[MATERIAL FOR THIS EXERCISE]
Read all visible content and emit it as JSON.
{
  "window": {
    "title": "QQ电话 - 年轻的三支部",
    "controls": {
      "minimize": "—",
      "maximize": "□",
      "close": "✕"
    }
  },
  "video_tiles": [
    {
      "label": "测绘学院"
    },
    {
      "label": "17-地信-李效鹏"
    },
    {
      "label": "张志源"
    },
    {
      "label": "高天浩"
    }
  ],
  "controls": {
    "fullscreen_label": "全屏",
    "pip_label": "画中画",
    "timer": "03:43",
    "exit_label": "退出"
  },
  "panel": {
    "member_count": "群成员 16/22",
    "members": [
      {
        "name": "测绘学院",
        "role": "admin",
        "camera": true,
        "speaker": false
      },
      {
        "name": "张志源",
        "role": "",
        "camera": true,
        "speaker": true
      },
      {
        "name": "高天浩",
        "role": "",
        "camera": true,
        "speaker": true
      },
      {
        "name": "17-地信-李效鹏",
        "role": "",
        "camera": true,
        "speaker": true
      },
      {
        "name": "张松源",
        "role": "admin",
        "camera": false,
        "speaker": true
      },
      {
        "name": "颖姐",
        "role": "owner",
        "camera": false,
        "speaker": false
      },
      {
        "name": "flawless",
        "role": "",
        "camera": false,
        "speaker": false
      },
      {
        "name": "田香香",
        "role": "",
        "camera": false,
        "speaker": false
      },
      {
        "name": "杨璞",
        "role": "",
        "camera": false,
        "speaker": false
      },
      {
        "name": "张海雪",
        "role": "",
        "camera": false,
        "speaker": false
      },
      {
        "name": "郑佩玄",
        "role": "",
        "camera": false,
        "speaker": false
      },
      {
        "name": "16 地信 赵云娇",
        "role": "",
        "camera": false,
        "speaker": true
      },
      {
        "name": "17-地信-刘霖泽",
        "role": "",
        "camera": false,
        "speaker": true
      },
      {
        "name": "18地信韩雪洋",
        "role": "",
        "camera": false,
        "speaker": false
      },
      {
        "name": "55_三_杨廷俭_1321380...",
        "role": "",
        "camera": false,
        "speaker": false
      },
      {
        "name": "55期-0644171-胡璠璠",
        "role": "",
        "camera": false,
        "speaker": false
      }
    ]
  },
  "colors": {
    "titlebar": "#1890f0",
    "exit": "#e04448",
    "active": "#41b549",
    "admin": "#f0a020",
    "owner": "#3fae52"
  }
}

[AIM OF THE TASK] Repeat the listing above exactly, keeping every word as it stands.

[TASK SOLUTION]
Read all visible content and emit it as JSON.
{
  "window": {
    "title": "QQ电话 - 年轻的三支部",
    "controls": {
      "minimize": "—",
      "maximize": "□",
      "close": "✕"
    }
  },
  "video_tiles": [
    {
      "label": "测绘学院"
    },
    {
      "label": "17-地信-李效鹏"
    },
    {
      "label": "张志源"
    },
    {
      "label": "高天浩"
    }
  ],
  "controls": {
    "fullscreen_label": "全屏",
    "pip_label": "画中画",
    "timer": "03:43",
    "exit_label": "退出"
  },
  "panel": {
    "member_count": "群成员 16/22",
    "members": [
      {
        "name": "测绘学院",
        "role": "admin",
        "camera": true,
        "speaker": false
      },
      {
        "name": "张志源",
        "role": "",
        "camera": true,
        "speaker": true
      },
      {
        "name": "高天浩",
        "role": "",
        "camera": true,
        "speaker": true
      },
      {
        "name": "17-地信-李效鹏",
        "role": "",
        "camera": true,
        "speaker": true
      },
      {
        "name": "张松源",
        "role": "admin",
        "camera": false,
        "speaker": true
      },
      {
        "name": "颖姐",
        "role": "owner",
        "camera": false,
        "speaker": false
      },
      {
        "name": "flawless",
        "role": "",
        "camera": false,
        "speaker": false
      },
      {
        "name": "田香香",
        "role": "",
        "camera": false,
        "speaker": false
      },
      {
        "name": "杨璞",
        "role": "",
        "camera": false,
        "speaker": false
      },
      {
        "name": "张海雪",
        "role": "",
        "camera": false,
        "speaker": false
      },
      {
        "name": "郑佩玄",
        "role": "",
        "camera": false,
        "speaker": false
      },
      {
        "name": "16 地信 赵云娇",
        "role": "",
        "camera": false,
        "speaker": true
      },
      {
        "name": "17-地信-刘霖泽",
        "role": "",
        "camera": false,
        "speaker": true
      },
      {
        "name": "18地信韩雪洋",
        "role": "",
        "camera": false,
        "speaker": false
      },
      {
        "name": "55_三_杨廷俭_1321380...",
        "role": "",
        "camera": false,
        "speaker": false
      },
      {
        "name": "55期-0644171-胡璠璠",
        "role": "",
        "camera": false,
        "speaker": false
      }
    ]
  },
  "colors": {
    "titlebar": "#1890f0",
    "exit": "#e04448",
    "active": "#41b549",
    "admin": "#f0a020",
    "owner": "#3fae52"
  }
}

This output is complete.